Pop culture obsessives writing for the pop culture obsessed.
Pop culture obsessives writing for the pop culture obsessed.

Mads Mikkelsen fights for justice in the misleadingly retitled Age Of Uprising

Illustration for article titled Mads Mikkelsen fights for justice in the misleadingly retitled Age Of Uprising

When the competition lineup for the 2013 Cannes Film Festival was announced, perhaps the biggest surprise was the inclusion of a literary adaptation by a little-known French director, Arnaud Des Pallières. At Cannes, this film, based on an 1810 novella by Heinrich Von Kleist (himself the subject of Jessica Hausner’s Amour Fou, which just premiered at this year’s Cannes), was called simply Michael Kohlhaas, as Kleist’s story had been. Its distributor, Music Box Films, has since retitled it Age Of Uprising: The Legend Of Michael Kohlhaas, which seems like a fairly transparent attempt to appeal to Game Of Thrones fans. While this 16th-century quasi-revenge tale has a superficially similar medieval bleakness, it lacks the juicy, salacious elements—incest! black magic! main characters brutally slaughtered at whim!—that make that show so compulsively watchable. This is a much drier, more reserved affair, though it can be quite powerful on the rare occasions when it allows raw emotion to make its way to the surface.

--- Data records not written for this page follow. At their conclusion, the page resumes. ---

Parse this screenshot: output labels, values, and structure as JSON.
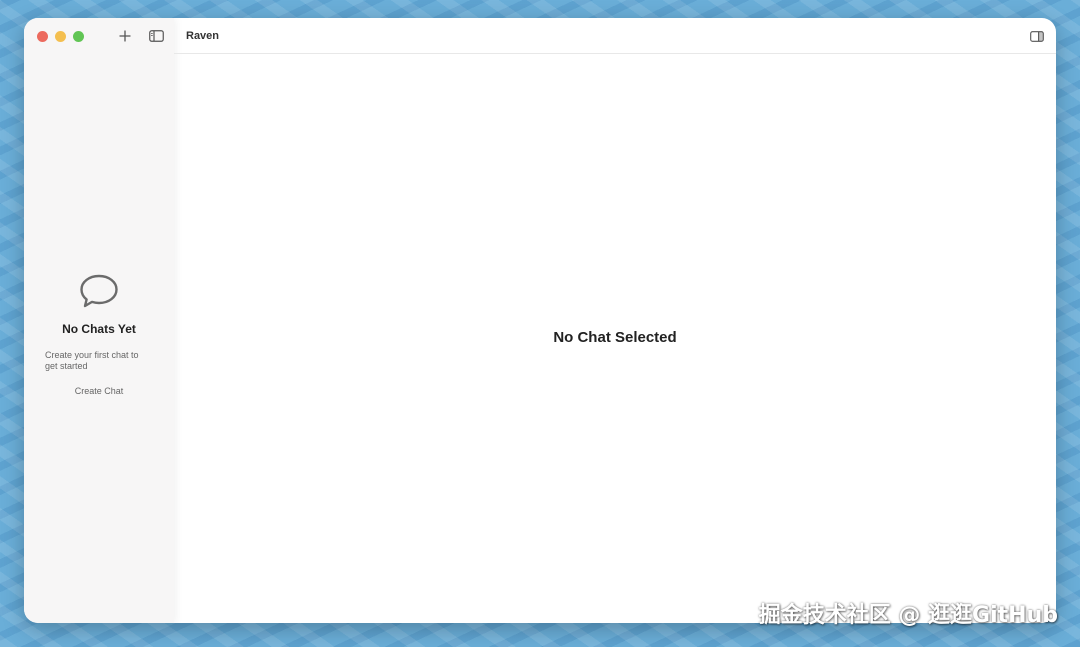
{
  "sidebar": {
    "empty_state": {
      "title": "No Chats Yet",
      "description": "Create your first chat to get started",
      "action_label": "Create Chat"
    },
    "icons": {
      "new": "plus-icon",
      "toggle": "sidebar-toggle-icon",
      "empty": "chat-bubble-icon"
    }
  },
  "header": {
    "title": "Raven"
  },
  "main": {
    "empty_message": "No Chat Selected"
  },
  "watermark": {
    "text": "掘金技术社区 @ 逛逛GitHub"
  },
  "colors": {
    "desktop_bg": "#6aaed8",
    "traffic_red": "#ec6a5e",
    "traffic_yellow": "#f4bf4f",
    "traffic_green": "#61c554"
  }
}
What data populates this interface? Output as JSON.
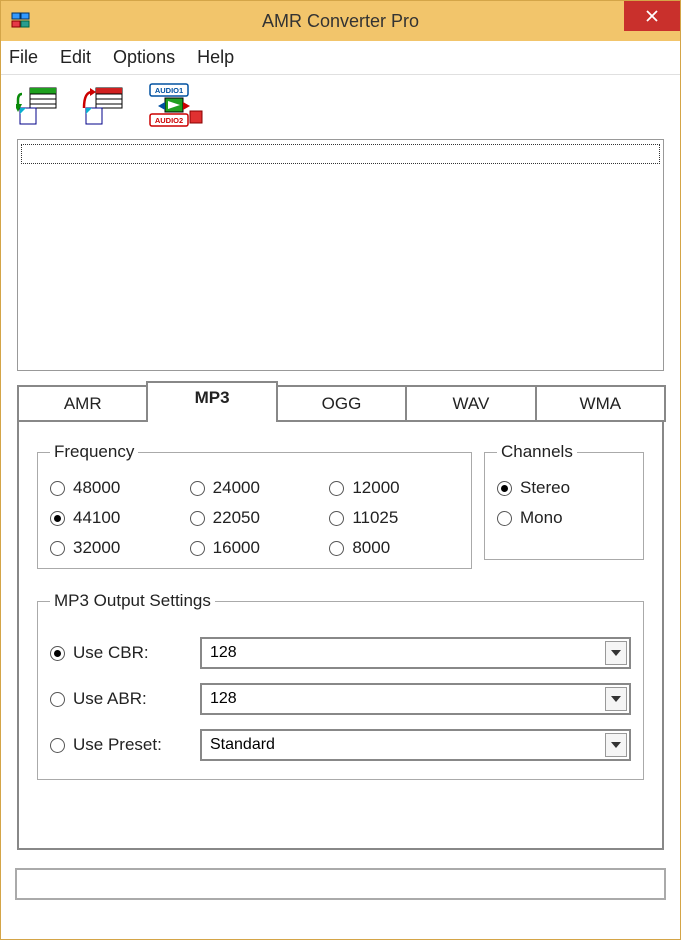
{
  "titlebar": {
    "title": "AMR Converter Pro"
  },
  "menubar": {
    "file": "File",
    "edit": "Edit",
    "options": "Options",
    "help": "Help"
  },
  "toolbar": {
    "btn1_name": "add-files-icon",
    "btn2_name": "remove-files-icon",
    "btn3_name": "convert-audio-icon",
    "audio1_label": "AUDIO1",
    "audio2_label": "AUDIO2"
  },
  "tabs": {
    "amr": "AMR",
    "mp3": "MP3",
    "ogg": "OGG",
    "wav": "WAV",
    "wma": "WMA",
    "active": "mp3"
  },
  "frequency": {
    "legend": "Frequency",
    "options": [
      "48000",
      "24000",
      "12000",
      "44100",
      "22050",
      "11025",
      "32000",
      "16000",
      "8000"
    ],
    "selected": "44100"
  },
  "channels": {
    "legend": "Channels",
    "options": [
      "Stereo",
      "Mono"
    ],
    "selected": "Stereo"
  },
  "output": {
    "legend": "MP3 Output Settings",
    "cbr_label": "Use CBR:",
    "cbr_value": "128",
    "abr_label": "Use ABR:",
    "abr_value": "128",
    "preset_label": "Use Preset:",
    "preset_value": "Standard",
    "selected": "cbr"
  }
}
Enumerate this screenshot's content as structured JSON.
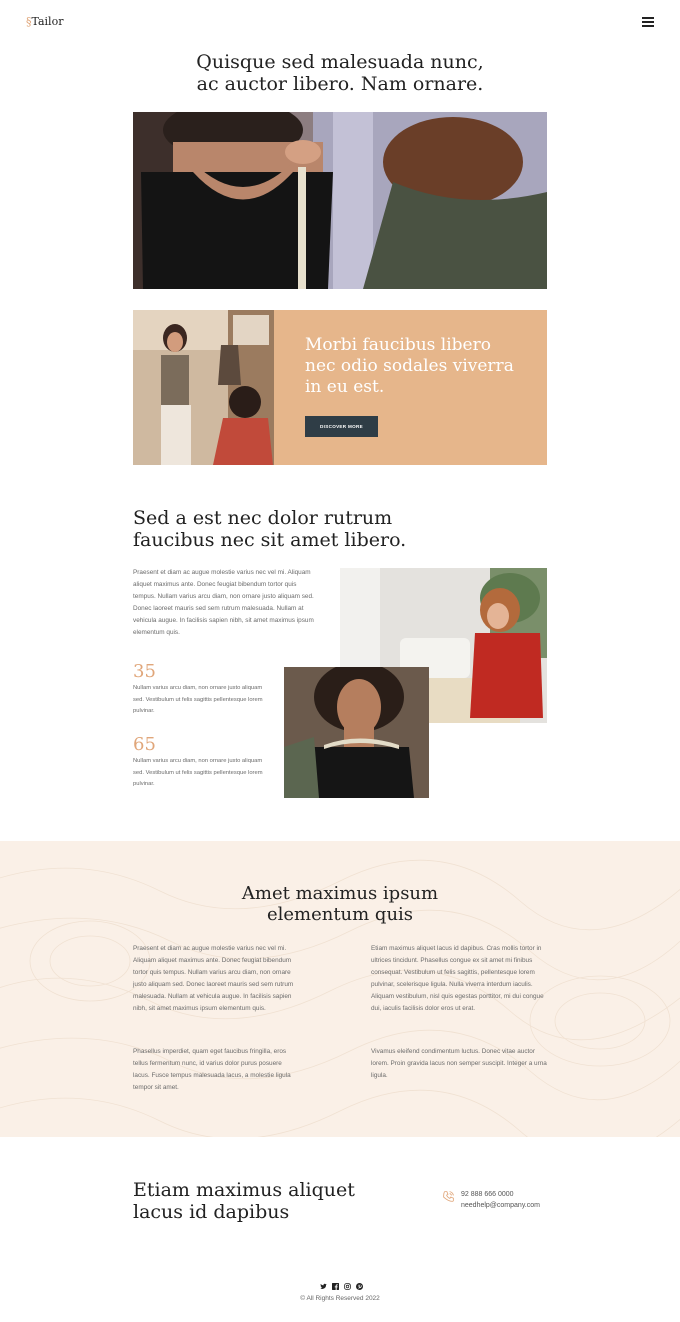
{
  "header": {
    "logo_mark": "§",
    "logo_text": "Tailor",
    "menu_icon": "hamburger-menu-icon"
  },
  "hero": {
    "title": "Quisque sed malesuada nunc, ac auctor libero. Nam ornare."
  },
  "promo": {
    "title": "Morbi faucibus libero nec odio sodales viverra in eu est.",
    "button_label": "DISCOVER MORE",
    "bg_color": "#e6b68b"
  },
  "about": {
    "title": "Sed a est nec dolor rutrum faucibus nec sit amet libero.",
    "body": "Praesent et diam ac augue molestie varius nec vel mi. Aliquam aliquet maximus ante. Donec feugiat bibendum tortor quis tempus. Nullam varius arcu diam, non ornare justo aliquam sed. Donec laoreet mauris sed sem rutrum malesuada. Nullam at vehicula augue. In facilisis sapien nibh, sit amet maximus ipsum elementum quis.",
    "stats": [
      {
        "number": "35",
        "text": "Nullam varius arcu diam, non ornare justo aliquam sed. Vestibulum ut felis sagittis pellentesque lorem pulvinar."
      },
      {
        "number": "65",
        "text": "Nullam varius arcu diam, non ornare justo aliquam sed. Vestibulum ut felis sagittis pellentesque lorem pulvinar."
      }
    ],
    "accent_color": "#e0a67a"
  },
  "features": {
    "title": "Amet maximus ipsum elementum quis",
    "bg_color": "#faf0e7",
    "col1_p1": "Praesent et diam ac augue molestie varius nec vel mi. Aliquam aliquet maximus ante. Donec feugiat bibendum tortor quis tempus. Nullam varius arcu diam, non ornare justo aliquam sed. Donec laoreet mauris sed sem rutrum malesuada. Nullam at vehicula augue. In facilisis sapien nibh, sit amet maximus ipsum elementum quis.",
    "col1_p2": "Phasellus imperdiet, quam eget faucibus fringilla, eros tellus fermentum nunc, id varius dolor purus posuere lacus. Fusce tempus malesuada lacus, a molestie ligula tempor sit amet.",
    "col2_p1": "Etiam maximus aliquet lacus id dapibus. Cras mollis tortor in ultrices tincidunt. Phasellus congue ex sit amet mi finibus consequat. Vestibulum ut felis sagittis, pellentesque lorem pulvinar, scelerisque ligula. Nulla viverra interdum iaculis. Aliquam vestibulum, nisl quis egestas porttitor, mi dui congue dui, iaculis facilisis dolor eros ut erat.",
    "col2_p2": "Vivamus eleifend condimentum luctus. Donec vitae auctor lorem. Proin gravida lacus non semper suscipit. Integer a urna ligula."
  },
  "contact": {
    "title": "Etiam maximus aliquet lacus id dapibus",
    "phone": "92 888 666 0000",
    "email": "needhelp@company.com",
    "phone_icon": "phone-icon"
  },
  "footer": {
    "social_icons": [
      "twitter-icon",
      "facebook-icon",
      "instagram-icon",
      "pinterest-icon"
    ],
    "copyright": "© All Rights Reserved 2022"
  }
}
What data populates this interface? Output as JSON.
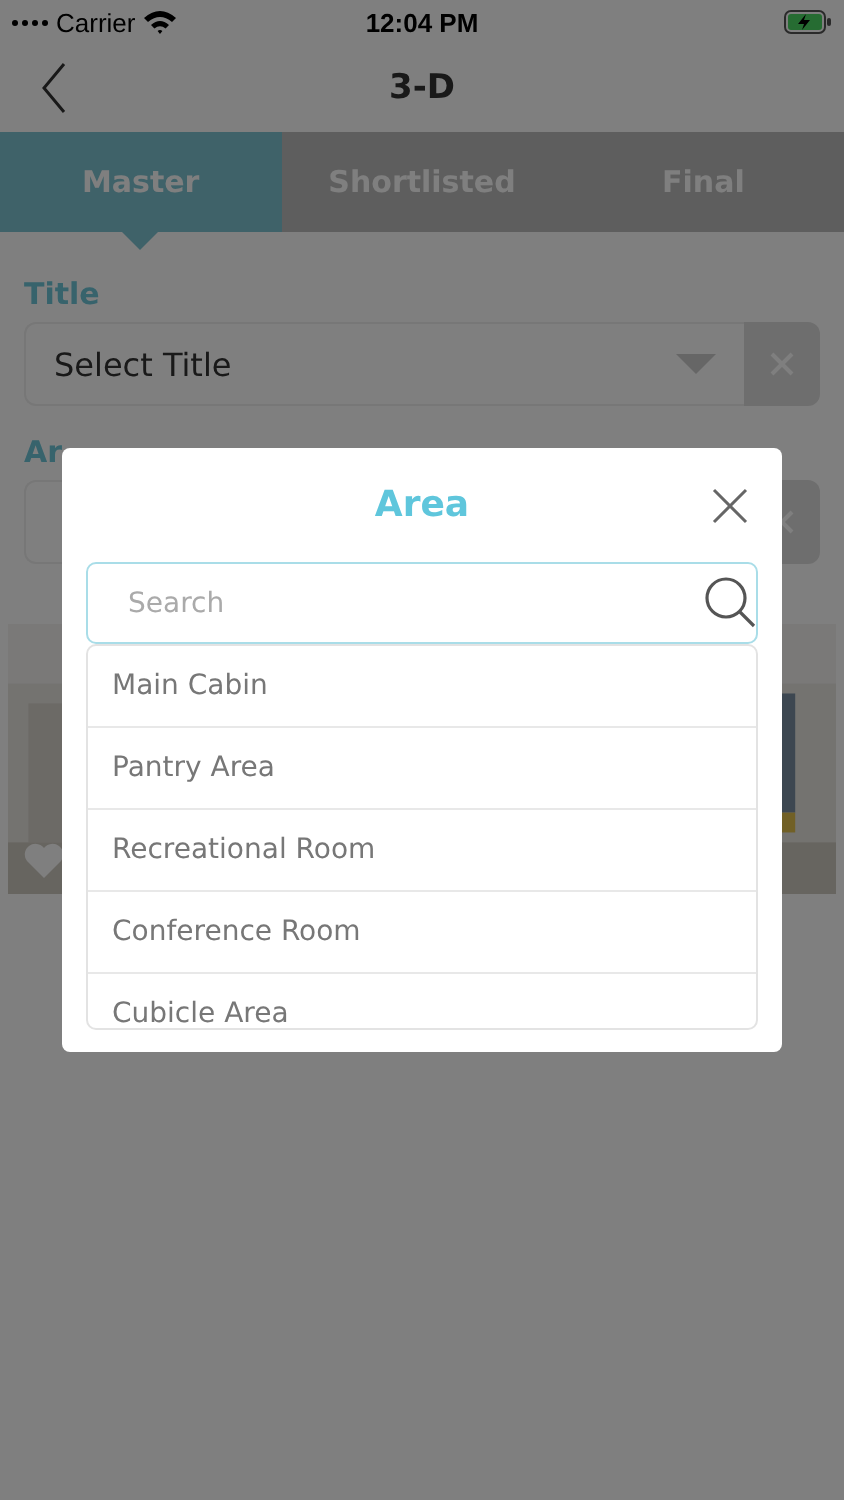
{
  "status_bar": {
    "carrier": "Carrier",
    "time": "12:04 PM"
  },
  "nav": {
    "title": "3-D"
  },
  "tabs": [
    {
      "label": "Master",
      "selected": true
    },
    {
      "label": "Shortlisted",
      "selected": false
    },
    {
      "label": "Final",
      "selected": false
    }
  ],
  "form": [
    {
      "label": "Title",
      "value": "Select Title"
    },
    {
      "label": "Ar"
    }
  ],
  "dialog": {
    "title": "Area",
    "search": {
      "placeholder": "Search"
    },
    "options": [
      {
        "label": "Main Cabin"
      },
      {
        "label": "Pantry Area"
      },
      {
        "label": "Recreational Room"
      },
      {
        "label": "Conference Room"
      },
      {
        "label": "Cubicle Area"
      }
    ]
  }
}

Credit Mads Mikkelsen for those surges—and for the film’s U.S. release, in all likelihood, as Hannibal has made him somewhat marketable. He brings his usual steely charisma to the role of Kohlhaas, a horse trader who’s suddenly informed, as he heads to market one day, that the local Baron (Swann Arlaud) has imposed new restrictions on travel, including a toll and a passport requirement. Leaving two fine horses behind as collateral while he heads to the city to work this out, he returns weeks later (remember, it’s the 16th century) to find them in terrible shape, mistreated and half-starved. His efforts to secure legal compensation for his loss are summarily dismissed by the thoroughly corrupt judiciary, and when his wife (Delphine Chuillot) attempts to petition a princess, she winds up dead, inspiring Kohlhaas to gather a group of wronged, fed-up allies and engage in full-scale rebellion. Surely, a great deal of bloody hacking and chopping will ensue, with the entrails of Kohlhaas’ enemies spilled all over the verdant landscape.

Nope. Kleist’s novella is not an action saga but a dissertation on the nature of justice, which makes it a tricky subject for dramatic adaptation (though several have tried—Volker Schlöndorff made one version in 1969, and the character of Coalhouse Walker in E.L. Doctorow’s Ragtime is named after Kohlhaas). There’s violence here and there, but Kohlhaas isn’t primarily motivated by revenge, even after his wife is killed—he just wants the law to acknowledge that he was wronged, because otherwise life is chaos. At one point, a cleric (played by the great Denis Lavant; in Kleist’s story, this cleric is Martin Luther!) tries to talk Kohlhaas into backing down, suggesting that he let God sort it all out later; their debate is more fiery than any of the film’s few battles, and at such moments the eruption of passionate discourse seems to function like the chorus of a Pixies song, arising from relatively sedate verses. There’s a difference between a three-minute anthem and a two-hour movie, though, and the ratio of intellectual excitement to stolid lethargy in Age Of Uprising isn’t ideal. In Game Of Thrones terms: too much Arya, not enough Hound.